Take the data that follows and retype it word for word.

(Beginning of Input for this task)

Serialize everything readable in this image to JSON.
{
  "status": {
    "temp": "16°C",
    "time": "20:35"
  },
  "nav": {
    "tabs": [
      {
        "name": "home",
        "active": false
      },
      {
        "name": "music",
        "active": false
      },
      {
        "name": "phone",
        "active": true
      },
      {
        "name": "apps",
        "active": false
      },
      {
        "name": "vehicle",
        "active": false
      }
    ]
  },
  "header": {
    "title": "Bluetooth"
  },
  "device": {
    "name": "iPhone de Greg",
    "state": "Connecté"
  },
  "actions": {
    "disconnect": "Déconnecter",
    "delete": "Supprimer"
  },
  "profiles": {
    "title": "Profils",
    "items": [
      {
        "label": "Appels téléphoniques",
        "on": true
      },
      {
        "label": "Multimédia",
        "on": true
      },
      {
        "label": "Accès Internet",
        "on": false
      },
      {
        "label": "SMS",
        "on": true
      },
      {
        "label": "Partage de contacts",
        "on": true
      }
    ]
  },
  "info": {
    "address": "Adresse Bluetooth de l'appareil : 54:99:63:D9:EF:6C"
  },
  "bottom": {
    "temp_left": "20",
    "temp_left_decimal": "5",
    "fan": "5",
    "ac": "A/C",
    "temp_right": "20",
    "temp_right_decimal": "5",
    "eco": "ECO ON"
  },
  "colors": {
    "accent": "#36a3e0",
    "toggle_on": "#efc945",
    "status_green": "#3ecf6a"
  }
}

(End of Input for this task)

▸ **Answer to this task**
Serialize everything readable in this image to JSON.
{
  "status": {
    "temp": "16°C",
    "time": "20:35"
  },
  "nav": {
    "tabs": [
      {
        "name": "home",
        "active": false
      },
      {
        "name": "music",
        "active": false
      },
      {
        "name": "phone",
        "active": true
      },
      {
        "name": "apps",
        "active": false
      },
      {
        "name": "vehicle",
        "active": false
      }
    ]
  },
  "header": {
    "title": "Bluetooth"
  },
  "device": {
    "name": "iPhone de Greg",
    "state": "Connecté"
  },
  "actions": {
    "disconnect": "Déconnecter",
    "delete": "Supprimer"
  },
  "profiles": {
    "title": "Profils",
    "items": [
      {
        "label": "Appels téléphoniques",
        "on": true
      },
      {
        "label": "Multimédia",
        "on": true
      },
      {
        "label": "Accès Internet",
        "on": false
      },
      {
        "label": "SMS",
        "on": true
      },
      {
        "label": "Partage de contacts",
        "on": true
      }
    ]
  },
  "info": {
    "address": "Adresse Bluetooth de l'appareil : 54:99:63:D9:EF:6C"
  },
  "bottom": {
    "temp_left": "20",
    "temp_left_decimal": "5",
    "fan": "5",
    "ac": "A/C",
    "temp_right": "20",
    "temp_right_decimal": "5",
    "eco": "ECO ON"
  },
  "colors": {
    "accent": "#36a3e0",
    "toggle_on": "#efc945",
    "status_green": "#3ecf6a"
  }
}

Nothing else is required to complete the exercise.